My point? Too bad people can't just get along eh? If only people could have a mutual respect for other people I suppose this place we call earth would be so much more pleasant.

lma said...

Thank you for your kind words of support, John. I've just never understood why so many Mormons are so uncomfortable with individuality. At least the ones in the ward I lived in for so long seemed to have been, because they spent an inordinate amount of time trying to cajole, convince, and sometimes even bully me out of mine.

You are right, Kris, that mutual respect is an important principle. My contention is that sending that particular message shows a lack of respect for the decision my mother and I have made to no longer associate with the church.

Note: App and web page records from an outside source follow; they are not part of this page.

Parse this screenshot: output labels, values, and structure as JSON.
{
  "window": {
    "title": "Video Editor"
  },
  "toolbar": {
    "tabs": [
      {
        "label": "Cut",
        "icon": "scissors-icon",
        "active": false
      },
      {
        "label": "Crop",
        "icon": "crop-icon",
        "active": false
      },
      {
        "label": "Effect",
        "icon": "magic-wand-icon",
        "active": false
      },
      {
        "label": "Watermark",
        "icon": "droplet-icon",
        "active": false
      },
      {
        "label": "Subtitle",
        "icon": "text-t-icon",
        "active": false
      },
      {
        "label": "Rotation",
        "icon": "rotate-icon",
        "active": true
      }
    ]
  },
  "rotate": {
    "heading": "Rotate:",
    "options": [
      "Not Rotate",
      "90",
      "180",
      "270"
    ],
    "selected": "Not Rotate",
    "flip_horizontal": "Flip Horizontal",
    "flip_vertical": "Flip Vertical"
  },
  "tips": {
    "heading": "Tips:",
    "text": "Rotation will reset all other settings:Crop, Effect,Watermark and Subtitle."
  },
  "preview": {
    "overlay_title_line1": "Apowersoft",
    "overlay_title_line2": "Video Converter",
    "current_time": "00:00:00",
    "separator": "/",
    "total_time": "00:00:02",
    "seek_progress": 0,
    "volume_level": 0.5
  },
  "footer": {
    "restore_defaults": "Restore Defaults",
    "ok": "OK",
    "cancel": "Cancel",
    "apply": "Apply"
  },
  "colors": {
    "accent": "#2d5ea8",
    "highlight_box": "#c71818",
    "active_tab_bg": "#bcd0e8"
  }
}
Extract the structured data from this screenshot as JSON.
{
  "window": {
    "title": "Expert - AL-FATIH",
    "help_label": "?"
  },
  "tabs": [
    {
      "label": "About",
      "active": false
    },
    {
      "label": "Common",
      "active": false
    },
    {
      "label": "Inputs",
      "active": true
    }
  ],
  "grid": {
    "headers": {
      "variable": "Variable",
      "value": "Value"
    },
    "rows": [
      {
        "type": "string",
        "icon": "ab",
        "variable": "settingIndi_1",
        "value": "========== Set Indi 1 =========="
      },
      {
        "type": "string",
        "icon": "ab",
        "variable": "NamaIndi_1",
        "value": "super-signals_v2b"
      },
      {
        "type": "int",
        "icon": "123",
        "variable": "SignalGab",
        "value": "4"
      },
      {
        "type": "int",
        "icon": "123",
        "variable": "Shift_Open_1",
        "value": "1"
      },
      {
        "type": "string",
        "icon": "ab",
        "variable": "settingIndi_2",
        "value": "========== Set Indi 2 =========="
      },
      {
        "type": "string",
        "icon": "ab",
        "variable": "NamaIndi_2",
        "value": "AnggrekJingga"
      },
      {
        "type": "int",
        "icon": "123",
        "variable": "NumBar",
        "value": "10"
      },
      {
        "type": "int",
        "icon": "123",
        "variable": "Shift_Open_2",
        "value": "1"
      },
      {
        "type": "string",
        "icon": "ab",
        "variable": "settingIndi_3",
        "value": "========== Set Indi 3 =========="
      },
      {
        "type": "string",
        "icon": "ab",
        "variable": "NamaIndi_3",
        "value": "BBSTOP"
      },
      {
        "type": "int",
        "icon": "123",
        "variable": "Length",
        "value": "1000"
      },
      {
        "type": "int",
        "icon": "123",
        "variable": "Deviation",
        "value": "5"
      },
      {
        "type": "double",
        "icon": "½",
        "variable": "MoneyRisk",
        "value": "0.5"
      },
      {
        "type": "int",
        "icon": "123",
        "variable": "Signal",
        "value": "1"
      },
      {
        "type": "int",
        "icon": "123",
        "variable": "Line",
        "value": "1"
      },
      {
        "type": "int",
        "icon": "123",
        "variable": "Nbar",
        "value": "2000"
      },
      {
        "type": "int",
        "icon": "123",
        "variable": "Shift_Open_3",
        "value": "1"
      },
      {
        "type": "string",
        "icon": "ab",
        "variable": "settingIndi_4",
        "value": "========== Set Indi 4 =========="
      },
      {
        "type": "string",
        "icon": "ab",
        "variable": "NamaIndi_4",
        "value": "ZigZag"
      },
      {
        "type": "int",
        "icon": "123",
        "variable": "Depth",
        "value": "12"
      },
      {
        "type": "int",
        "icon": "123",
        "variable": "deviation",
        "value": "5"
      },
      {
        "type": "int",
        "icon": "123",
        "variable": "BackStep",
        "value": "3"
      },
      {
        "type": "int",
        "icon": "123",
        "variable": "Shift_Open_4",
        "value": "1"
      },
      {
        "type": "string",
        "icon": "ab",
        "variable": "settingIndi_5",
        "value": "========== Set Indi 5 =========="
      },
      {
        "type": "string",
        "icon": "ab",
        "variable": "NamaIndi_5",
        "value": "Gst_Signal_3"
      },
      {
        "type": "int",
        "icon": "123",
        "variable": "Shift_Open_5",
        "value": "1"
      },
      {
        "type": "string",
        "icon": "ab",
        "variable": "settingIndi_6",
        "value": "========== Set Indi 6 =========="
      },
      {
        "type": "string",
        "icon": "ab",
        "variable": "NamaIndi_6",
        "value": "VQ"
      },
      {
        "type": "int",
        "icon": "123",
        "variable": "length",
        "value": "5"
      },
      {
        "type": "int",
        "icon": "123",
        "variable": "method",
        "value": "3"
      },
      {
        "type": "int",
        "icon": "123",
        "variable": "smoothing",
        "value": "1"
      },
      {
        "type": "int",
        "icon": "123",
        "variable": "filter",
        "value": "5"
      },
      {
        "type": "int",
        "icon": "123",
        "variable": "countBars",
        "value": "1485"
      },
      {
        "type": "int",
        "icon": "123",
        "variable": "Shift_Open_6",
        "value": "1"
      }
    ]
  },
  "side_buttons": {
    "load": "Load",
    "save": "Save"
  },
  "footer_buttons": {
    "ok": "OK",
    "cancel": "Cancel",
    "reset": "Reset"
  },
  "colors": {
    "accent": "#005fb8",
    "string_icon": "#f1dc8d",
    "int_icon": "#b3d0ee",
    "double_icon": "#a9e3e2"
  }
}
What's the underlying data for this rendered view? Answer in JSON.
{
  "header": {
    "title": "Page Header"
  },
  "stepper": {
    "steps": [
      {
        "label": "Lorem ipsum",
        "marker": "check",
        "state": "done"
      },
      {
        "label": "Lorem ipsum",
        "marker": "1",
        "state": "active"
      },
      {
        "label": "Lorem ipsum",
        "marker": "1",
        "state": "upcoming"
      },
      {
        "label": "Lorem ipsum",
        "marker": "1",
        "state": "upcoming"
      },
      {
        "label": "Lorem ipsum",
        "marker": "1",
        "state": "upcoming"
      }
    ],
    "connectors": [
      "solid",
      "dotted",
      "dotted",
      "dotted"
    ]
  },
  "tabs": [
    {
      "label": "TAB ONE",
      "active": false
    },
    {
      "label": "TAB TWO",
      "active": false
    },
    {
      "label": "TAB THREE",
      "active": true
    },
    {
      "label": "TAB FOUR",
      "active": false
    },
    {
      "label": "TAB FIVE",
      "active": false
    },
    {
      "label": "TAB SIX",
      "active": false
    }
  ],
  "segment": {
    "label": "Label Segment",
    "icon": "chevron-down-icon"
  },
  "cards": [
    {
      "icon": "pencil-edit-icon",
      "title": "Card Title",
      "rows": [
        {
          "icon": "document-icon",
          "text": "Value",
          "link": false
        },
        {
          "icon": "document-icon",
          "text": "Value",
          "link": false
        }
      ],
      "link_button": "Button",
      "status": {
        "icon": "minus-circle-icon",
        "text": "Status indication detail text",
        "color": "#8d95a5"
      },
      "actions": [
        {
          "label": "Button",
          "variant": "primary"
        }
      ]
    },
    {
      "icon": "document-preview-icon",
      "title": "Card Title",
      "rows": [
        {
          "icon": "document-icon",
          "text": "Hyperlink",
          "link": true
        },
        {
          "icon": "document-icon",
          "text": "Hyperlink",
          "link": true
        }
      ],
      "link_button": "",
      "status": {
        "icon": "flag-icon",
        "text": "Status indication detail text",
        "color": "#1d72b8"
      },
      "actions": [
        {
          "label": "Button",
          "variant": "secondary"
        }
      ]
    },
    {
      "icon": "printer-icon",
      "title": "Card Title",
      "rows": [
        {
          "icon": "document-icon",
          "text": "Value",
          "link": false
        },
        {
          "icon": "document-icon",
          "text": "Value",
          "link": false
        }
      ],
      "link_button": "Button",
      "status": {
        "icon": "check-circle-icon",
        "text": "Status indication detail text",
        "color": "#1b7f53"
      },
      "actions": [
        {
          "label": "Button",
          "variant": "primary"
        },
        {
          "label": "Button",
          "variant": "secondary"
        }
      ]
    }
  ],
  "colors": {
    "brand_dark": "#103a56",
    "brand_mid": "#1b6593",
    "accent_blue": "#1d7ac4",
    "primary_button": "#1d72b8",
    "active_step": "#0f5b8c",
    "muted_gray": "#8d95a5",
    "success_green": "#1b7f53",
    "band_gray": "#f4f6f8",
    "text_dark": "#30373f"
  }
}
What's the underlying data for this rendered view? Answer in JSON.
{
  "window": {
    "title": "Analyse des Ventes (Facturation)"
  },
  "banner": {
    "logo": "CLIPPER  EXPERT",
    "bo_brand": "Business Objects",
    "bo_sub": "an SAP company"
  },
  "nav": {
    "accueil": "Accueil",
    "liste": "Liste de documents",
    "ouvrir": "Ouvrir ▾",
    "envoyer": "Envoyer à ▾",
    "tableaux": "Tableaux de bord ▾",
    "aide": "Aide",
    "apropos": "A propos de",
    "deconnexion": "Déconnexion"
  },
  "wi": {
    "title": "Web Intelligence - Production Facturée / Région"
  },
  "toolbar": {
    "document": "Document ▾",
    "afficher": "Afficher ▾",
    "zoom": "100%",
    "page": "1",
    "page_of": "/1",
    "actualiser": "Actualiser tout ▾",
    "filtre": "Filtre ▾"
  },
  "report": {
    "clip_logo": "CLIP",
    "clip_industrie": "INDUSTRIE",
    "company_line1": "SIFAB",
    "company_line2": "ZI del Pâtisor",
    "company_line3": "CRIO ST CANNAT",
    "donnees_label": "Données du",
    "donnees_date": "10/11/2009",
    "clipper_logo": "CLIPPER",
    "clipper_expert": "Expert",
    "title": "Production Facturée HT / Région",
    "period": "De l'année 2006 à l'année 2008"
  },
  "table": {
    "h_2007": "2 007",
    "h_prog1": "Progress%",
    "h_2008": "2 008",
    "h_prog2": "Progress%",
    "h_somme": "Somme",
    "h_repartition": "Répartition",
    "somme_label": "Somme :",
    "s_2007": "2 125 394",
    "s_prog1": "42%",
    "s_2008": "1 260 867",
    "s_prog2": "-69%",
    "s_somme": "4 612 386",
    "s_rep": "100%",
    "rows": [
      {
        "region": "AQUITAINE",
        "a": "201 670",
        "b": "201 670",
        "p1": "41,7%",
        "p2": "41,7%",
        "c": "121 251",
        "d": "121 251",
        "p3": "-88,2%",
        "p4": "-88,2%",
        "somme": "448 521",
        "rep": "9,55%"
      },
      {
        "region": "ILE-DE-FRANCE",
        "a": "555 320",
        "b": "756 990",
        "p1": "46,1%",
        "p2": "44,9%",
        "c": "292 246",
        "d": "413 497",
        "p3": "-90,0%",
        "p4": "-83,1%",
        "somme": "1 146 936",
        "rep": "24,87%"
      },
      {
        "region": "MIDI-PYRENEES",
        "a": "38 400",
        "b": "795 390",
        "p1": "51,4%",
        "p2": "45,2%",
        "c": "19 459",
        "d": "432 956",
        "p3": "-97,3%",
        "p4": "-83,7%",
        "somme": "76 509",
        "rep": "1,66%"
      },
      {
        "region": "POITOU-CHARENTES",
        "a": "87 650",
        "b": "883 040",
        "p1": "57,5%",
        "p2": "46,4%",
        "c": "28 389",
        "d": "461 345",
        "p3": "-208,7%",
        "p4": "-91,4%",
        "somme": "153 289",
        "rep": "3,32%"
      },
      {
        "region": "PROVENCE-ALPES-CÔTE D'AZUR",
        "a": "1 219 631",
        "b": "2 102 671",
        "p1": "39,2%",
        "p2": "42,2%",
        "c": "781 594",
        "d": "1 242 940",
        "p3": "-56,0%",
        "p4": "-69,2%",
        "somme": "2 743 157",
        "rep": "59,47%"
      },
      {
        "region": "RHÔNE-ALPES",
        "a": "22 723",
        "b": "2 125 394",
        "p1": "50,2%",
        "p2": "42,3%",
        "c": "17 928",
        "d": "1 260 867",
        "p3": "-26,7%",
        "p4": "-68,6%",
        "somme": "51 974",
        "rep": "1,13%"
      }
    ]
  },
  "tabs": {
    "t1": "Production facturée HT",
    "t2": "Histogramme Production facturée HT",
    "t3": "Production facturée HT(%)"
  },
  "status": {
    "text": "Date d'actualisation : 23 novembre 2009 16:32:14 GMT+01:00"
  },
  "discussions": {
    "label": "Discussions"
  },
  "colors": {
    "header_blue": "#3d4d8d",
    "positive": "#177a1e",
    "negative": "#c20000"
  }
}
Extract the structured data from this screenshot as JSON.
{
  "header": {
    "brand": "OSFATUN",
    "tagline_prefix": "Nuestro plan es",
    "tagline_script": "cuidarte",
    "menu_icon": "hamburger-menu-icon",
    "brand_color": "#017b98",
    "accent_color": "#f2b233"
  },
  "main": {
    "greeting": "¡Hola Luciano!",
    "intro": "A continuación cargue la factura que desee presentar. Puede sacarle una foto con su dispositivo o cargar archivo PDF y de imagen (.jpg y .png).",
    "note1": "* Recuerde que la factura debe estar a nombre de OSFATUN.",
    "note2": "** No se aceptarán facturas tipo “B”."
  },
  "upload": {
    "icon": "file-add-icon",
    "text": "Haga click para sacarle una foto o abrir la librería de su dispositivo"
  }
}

I, on the other hand, would never dream of sending them something to the effect that God won't like them if they continue to attend their meetings.

Now, I claim the right to write and post more general pieces explaining why I choose not to continue to associate with the church, but I would never press that opinion on a particular individual by mailing something to their house or calling them on the phone or otherwise targeting them personally. If they ask me my opinions about the church, I am willing to discuss that with them, but I will not bring up the subject, as I feel that someone's individual choices of religious practice are between them and whatever deity or deities they believe in.

I would just be happy if more Mormons took the tack you do on the issue, Kris. Sadly, I have personally not known very many who share your outlook. This is not to say that they do not exist, just that I haven't encountered them very often.

I think you are probably correct, Kris. I really need to just ask them not to send us anything else. It isn't like my mother was ever really active in the church, and I haven't been for a long time now. When I said it was alright for them to mail us stuff, I was just trying trying to be polite.

The truth is, I don't care what Mormons write for internal consumption. Which is what this article (I suspect that it might have been a conference talk) apparently was. What bothers me is that the visiting teachers took it upon themselves to send that message, to use it scold us for our choice, when it seems abundantly clear that we are not interested in associating with the church...after all, we've lived here for going on three years now and we haven't been to church even once.


C. L. Hanson said...

When the church tells the members that those who leave the church need to repent, I think they're doing that for the sake of the members, not because it's going to actually work in terms of bringing people back.

The LDS church doesn't want its members to look at your example and think about whether you may be happier or may be right. It wants them to immediately dismiss you as a sinner who needs to change.

lma said...

I'm sure that's the case. I know when I run into people from my old ward, they seem taken aback that I'm happy and that I'm successful in my work, as if that should be an impossibility.